Workers engaged in the production of Portland cement may come into contact with potential occupational hazards, but existing epidemiological studies show wide variation in risk estimates for cancer incidence and mortality in relation to cement exposure. This report identified studies of cement workers and associations with cancer incidence and mortality in a systematic review and meta-analysis. A systematic review according to the PRISMA guidelines was conducted to identify studies of Portland cement workers and cancer outcomes. Meta-analyses were performed using random effects models for all cancers combined and for each cancer site with three or more reported measures of risk. A total of 26 studies were included in the review (14 occupational cohort studies and 12 case-control studies). Overall, the meta-relative risks did not provide convincing evidence for increased risks of any cancers in relation to cement exposure. Meta-SMR and 95% CIs were 0.94 (0.76 to 1.16) for six studies reporting all cancers combined, 0.93 (0.62 to 1.39) for seven studies reporting on lung cancer, 1.07 (0.72 to 1.59) for five studies reporting on stomach cancer, and 1.05 (0.79 to 1.40) for four studies reporting on colorectal cancer. Meta-relative risks for cancer incidence were similarly null for all sites with the exception of colorectal cancer which had a borderline statistically significant elevated risk (SIR=1.38, 95% CI 1.02 to 1.88). Overall, the meta-relative risks calculated across 26 published studies do not provide evidence of increased risks for cancer in relation to cement exposure.
EpidStat in the News
EpidStat presented "Survival Synthesis: Methods for Meta-analysis of Survival Rates and Aggregation of Survival Data" at a poster session for the International Conference on Health Policy Statistics on January 10, 2018 in Charlston, SC. The poster details the methods used in Bylsma et al. Arteriovenous Fistulae for Haemodialysis: A Systematic Review and Metaanalysis of Efficacy and Safety Outcomes. European Journal of Vascular and Endovascular Surgery, 2017. We discussed the process of digitizing survival curves from the published literature and simulating individual patient data to derive survival statistics that were not published with the article. We conclude that while labor-intensive, the methodology makes the best use of available study data.
EpidStat presented "Prevalence of KRAS and BRAF Mutations in Metastatic Colorectal Cancer (mCRC) by Tumor Location: A Review and Meta-analysis" on January 20, 2018 at the ASCO Gastrointestinal Cancers Symposium.

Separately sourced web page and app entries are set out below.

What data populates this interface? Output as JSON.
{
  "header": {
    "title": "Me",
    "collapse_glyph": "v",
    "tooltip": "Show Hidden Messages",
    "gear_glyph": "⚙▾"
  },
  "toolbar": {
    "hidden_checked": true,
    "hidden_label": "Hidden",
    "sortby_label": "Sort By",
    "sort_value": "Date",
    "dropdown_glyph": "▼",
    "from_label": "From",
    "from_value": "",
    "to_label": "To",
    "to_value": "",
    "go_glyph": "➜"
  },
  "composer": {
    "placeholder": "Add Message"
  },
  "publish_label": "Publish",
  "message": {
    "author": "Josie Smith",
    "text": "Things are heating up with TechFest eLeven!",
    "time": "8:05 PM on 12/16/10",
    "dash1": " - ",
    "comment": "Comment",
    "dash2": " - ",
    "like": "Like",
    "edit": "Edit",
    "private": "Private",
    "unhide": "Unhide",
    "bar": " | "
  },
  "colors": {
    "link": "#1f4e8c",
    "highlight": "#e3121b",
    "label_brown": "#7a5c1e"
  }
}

Results from 44 studies comprising nearly 16,000 mCRC patients demonstrated that both KRAS and BRAF mutations were significantly more prevalent among right-sided colon tumors than left-sided tumors. These results may aid clinicians and researchers in the search for target novel therapeutics.